An integrated strategy
Only when an organisation accepts that it is exposed to fraud (and no organisation is immune to fraud), the next step is to apportion responsibility for fraud risk management. And the responsibility never lies with any one particular department or service provider.
An organisation needs to have an integrated strategy for fraud prevention and control, in order to draw all the elements of the strategy together, to form a holistic circle of measures to counter fraud. Those organisations with a proper strategy are less likely to suffer catastrophic losses than those without.
The strategy has to be owned at the top and cascade downwards through the organisation. It has to start with the company policies which basically set the tone at the top. A ‘Fraud Policy’ statement is a good idea to start with. Such a statement will emphasise the organisation’s attitude to all types of frauds; its determination to combat and prevent fraud and a commitment to punishing those found guilty of wrongdoing.
Additionally, a code of ethics / code of conduct supports the fraud policy. The organisation should clarify in simple terms, the norms and values expected from employees in daily activity. For instance, it may spell out the organisation’s approach to payment of illegal commissions and consulting fees or acceptance of gifts.

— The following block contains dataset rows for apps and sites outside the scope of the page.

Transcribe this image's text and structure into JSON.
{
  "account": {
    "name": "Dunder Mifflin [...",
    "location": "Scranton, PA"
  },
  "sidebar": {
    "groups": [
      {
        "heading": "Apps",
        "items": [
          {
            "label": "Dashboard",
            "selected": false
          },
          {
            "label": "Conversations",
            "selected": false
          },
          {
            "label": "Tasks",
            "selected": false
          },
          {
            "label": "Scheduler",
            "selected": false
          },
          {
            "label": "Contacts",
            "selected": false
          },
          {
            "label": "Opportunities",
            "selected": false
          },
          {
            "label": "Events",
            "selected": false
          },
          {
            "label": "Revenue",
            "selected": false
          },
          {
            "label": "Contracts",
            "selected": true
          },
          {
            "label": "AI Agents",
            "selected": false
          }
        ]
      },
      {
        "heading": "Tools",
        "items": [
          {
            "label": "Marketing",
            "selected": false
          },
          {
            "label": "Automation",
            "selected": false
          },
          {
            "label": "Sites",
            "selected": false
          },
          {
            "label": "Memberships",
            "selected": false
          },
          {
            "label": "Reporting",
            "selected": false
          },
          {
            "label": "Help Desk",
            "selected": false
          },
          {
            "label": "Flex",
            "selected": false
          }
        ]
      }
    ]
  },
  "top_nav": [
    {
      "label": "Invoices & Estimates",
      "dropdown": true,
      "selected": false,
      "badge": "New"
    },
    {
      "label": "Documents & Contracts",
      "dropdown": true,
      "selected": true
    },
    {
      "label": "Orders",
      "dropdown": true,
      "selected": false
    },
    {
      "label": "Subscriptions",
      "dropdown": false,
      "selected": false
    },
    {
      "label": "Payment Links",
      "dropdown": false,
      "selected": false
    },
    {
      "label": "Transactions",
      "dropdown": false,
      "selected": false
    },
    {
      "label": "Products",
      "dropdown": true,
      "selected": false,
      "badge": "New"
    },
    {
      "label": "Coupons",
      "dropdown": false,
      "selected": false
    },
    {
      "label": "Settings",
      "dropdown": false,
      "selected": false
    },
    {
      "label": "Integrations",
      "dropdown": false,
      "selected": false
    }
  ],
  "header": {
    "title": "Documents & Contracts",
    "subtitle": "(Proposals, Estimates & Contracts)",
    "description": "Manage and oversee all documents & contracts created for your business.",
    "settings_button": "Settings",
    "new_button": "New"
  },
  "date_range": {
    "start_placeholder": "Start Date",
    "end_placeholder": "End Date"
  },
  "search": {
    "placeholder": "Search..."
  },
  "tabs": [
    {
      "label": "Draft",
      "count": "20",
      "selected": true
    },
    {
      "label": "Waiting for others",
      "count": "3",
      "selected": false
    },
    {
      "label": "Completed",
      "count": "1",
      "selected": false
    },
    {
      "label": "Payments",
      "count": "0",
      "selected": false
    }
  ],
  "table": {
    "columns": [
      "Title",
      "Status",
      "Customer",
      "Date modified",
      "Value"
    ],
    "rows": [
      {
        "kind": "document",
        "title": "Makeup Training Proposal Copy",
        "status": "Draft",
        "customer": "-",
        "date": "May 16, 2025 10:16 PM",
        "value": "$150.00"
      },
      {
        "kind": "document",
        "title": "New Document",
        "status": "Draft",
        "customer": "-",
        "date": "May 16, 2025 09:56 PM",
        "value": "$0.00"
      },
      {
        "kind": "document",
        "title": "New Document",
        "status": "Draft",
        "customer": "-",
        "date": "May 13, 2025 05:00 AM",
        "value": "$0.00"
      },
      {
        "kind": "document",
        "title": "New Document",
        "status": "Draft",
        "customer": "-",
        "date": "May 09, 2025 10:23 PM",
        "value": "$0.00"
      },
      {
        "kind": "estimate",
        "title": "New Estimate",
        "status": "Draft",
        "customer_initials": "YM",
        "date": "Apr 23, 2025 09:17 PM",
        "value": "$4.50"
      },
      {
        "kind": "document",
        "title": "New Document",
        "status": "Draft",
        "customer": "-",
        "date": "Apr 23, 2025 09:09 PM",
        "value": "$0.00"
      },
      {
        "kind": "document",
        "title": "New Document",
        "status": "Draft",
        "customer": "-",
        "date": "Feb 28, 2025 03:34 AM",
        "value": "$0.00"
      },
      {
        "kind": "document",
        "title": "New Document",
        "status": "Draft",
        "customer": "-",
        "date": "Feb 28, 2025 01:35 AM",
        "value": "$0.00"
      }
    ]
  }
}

This will ensure that the staff is aware of what is and what is not allowed.
It is also important that employees understand why they need to be serious about fighting fraud. They need to be explained that any loss to the organisation is indirectly a loss to them. The research also indicated that 33% of tips were provided by people outside the organisation which includes customers, vendors and competitors.
The management should consider if it wishes to publicise their policies to an external audience as well. Think about it, if the external audience sees how serious you are in fighting frauds, they would consider your organisation as one that stands by ethics and hold it in high esteem.
The next step is strengthening the controls and integrating fraud risks into your risk management framework. Adherence to procedures often requires more effort and it is easier to take shortcuts. But that is where the most risk lies; in taking shortcuts, in circumventing controls, in overriding controls.
No system is fool proof
Most fraudsters resort to such practices to commit fraud. You also need to consider that the control procedure in place is effective and efficient. At a lot of times, companies adopt a procedure without adequately identifying and assessing control risks. This results in either too many controls or too less controls or even both. Whatever controls are implemented, they need to be in response to identified risks.
While the emphasis should be clearly on preventing fraud, the reality is that no system is fool proof. Every organisation will at some time, or other, suffer from an incident of fraud. The existence of a fraud response plan reduces the likelihood of panic and ensures that effective action is taken and evidence is readily available. The fraud response plan shall specify the steps to take as soon as a fraud is discovered to prevent further damage, safeguard evidence and the nature and form of communication with stakeholders, if required.
Most of the times we are called in after discovery of the fraud; to investigate it, to investigate the weaknesses that made it possible, the extent of loss and suggest measures to avoid this from happening again in the future.
The one thing I always try and explain to these companies is that fraud fighting cannot be an ad-hoc exercise, performed to obtain quick fixes. It needs a well-rounded approach, a positive tone at the top that employees can visibly see and an acknowledgment of the fact that regardless of the controls you put in place, frauds will happen and so, there needs to be a well laid out plan to deal with such instances.